=== Data for analysis ===
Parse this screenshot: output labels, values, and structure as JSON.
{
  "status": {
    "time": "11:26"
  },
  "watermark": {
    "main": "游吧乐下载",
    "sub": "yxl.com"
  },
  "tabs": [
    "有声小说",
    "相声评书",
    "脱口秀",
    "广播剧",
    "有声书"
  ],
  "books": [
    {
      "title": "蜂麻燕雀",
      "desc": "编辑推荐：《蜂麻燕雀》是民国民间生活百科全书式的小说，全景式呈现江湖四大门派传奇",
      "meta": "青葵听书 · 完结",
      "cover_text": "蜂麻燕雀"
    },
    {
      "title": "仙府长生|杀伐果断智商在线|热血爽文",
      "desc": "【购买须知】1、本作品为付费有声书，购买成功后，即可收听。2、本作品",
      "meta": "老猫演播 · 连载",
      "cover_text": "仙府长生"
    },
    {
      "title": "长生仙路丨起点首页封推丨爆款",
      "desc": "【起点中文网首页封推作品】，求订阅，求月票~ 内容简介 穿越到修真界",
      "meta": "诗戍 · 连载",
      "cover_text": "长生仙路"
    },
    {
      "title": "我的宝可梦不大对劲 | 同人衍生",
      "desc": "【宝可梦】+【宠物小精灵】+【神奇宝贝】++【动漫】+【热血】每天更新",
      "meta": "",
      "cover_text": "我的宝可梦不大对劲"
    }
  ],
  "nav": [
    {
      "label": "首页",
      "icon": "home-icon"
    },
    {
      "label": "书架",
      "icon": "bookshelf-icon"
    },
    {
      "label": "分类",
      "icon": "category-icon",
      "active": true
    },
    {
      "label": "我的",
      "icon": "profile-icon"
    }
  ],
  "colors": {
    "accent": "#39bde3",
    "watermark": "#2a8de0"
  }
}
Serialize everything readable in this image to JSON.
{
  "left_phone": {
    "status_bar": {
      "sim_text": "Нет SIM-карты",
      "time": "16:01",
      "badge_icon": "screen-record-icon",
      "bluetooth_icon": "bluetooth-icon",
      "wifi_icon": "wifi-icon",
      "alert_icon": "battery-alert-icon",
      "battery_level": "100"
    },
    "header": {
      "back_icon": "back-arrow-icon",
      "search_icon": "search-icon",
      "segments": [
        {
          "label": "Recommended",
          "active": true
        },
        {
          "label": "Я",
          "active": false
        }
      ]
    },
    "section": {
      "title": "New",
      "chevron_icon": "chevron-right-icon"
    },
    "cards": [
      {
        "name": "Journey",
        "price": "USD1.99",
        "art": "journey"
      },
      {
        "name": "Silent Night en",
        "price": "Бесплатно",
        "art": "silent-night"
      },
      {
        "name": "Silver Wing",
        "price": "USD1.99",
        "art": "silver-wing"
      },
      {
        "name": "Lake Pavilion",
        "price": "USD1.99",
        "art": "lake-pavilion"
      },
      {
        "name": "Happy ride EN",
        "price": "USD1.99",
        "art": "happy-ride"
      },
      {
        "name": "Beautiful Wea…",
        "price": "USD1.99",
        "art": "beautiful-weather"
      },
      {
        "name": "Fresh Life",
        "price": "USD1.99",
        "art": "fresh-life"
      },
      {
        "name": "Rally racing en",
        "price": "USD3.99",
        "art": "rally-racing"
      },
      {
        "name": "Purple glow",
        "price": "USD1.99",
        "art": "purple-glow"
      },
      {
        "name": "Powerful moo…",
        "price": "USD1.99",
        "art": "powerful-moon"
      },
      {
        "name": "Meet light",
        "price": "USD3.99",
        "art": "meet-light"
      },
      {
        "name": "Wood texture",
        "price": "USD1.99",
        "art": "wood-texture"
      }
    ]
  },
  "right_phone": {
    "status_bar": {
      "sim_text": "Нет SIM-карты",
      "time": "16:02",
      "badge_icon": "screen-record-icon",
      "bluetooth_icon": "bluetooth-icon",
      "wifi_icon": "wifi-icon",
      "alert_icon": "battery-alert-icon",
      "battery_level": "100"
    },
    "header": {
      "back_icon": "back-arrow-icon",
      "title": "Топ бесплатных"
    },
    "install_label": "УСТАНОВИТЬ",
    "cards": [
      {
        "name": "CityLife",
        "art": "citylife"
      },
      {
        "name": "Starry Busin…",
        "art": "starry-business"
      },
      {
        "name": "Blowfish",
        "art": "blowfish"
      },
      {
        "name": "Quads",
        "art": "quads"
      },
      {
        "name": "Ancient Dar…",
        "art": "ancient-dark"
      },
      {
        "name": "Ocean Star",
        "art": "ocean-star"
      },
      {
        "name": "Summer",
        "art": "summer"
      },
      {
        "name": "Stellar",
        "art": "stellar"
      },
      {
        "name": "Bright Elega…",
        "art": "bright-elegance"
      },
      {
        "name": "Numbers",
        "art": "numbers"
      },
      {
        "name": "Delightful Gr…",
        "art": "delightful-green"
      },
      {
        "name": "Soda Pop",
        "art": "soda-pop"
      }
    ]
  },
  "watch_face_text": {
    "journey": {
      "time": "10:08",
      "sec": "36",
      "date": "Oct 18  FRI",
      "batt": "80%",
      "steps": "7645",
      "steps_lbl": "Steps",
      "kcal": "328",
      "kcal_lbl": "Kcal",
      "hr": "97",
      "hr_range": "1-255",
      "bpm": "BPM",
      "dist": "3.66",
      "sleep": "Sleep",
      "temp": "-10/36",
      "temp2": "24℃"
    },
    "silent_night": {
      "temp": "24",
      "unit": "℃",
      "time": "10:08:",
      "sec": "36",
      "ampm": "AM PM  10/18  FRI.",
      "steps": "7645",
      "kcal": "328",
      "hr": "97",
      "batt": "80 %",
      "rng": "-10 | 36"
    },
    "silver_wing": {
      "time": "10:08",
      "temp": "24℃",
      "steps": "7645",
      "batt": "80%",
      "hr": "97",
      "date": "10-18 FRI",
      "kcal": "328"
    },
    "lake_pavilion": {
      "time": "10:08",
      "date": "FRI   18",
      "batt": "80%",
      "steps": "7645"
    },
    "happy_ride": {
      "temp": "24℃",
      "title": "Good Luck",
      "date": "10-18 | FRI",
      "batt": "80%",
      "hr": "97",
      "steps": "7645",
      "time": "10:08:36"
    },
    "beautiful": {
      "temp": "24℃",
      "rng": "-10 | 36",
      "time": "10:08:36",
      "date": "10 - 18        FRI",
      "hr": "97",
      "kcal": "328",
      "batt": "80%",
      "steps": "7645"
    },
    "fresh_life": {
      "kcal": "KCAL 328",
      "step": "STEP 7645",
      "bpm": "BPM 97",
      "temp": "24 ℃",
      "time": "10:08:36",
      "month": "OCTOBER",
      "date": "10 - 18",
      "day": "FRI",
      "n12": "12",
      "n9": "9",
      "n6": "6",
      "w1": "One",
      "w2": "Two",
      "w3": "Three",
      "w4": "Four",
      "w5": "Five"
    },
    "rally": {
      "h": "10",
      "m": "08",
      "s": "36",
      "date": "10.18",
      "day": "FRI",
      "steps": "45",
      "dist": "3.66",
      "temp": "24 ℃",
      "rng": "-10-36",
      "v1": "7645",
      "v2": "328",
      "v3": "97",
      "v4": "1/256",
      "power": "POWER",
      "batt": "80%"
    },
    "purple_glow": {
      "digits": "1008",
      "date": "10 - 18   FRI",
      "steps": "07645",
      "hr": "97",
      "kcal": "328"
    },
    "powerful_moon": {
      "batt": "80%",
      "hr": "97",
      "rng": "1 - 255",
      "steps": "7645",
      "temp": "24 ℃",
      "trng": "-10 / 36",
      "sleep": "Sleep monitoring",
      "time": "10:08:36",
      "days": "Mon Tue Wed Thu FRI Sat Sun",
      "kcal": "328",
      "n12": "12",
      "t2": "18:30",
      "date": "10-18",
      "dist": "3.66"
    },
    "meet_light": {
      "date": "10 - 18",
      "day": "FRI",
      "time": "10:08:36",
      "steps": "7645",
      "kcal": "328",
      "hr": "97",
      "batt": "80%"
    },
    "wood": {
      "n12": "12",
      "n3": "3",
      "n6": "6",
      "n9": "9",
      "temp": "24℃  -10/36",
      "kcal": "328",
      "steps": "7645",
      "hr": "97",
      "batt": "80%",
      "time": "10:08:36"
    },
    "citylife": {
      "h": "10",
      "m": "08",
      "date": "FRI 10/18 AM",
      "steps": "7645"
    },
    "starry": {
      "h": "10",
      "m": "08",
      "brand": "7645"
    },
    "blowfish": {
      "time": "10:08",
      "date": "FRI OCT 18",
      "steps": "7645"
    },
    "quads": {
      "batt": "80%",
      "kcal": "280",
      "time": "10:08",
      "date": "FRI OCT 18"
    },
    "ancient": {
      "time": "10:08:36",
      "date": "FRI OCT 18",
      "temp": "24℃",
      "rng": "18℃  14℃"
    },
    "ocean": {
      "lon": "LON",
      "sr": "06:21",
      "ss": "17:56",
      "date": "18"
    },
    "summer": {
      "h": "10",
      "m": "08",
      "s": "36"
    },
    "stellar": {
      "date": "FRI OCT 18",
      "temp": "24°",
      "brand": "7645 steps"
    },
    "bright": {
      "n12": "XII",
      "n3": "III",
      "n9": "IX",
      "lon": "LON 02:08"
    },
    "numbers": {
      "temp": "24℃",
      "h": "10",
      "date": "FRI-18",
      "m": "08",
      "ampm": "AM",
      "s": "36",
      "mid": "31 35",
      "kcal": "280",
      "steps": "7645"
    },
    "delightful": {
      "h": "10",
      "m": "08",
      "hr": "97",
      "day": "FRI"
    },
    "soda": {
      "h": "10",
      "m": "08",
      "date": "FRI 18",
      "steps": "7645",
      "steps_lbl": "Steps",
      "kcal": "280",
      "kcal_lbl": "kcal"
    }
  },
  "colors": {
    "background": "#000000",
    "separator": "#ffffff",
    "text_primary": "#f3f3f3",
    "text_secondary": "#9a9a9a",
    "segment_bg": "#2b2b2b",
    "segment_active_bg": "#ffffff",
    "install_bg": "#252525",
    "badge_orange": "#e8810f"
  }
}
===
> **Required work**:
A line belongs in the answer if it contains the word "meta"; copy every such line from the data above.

> **Result for this exercise**:
      "meta": "青葵听书 · 完结",
      "meta": "老猫演播 · 连载",
      "meta": "诗戍 · 连载",
      "meta": "",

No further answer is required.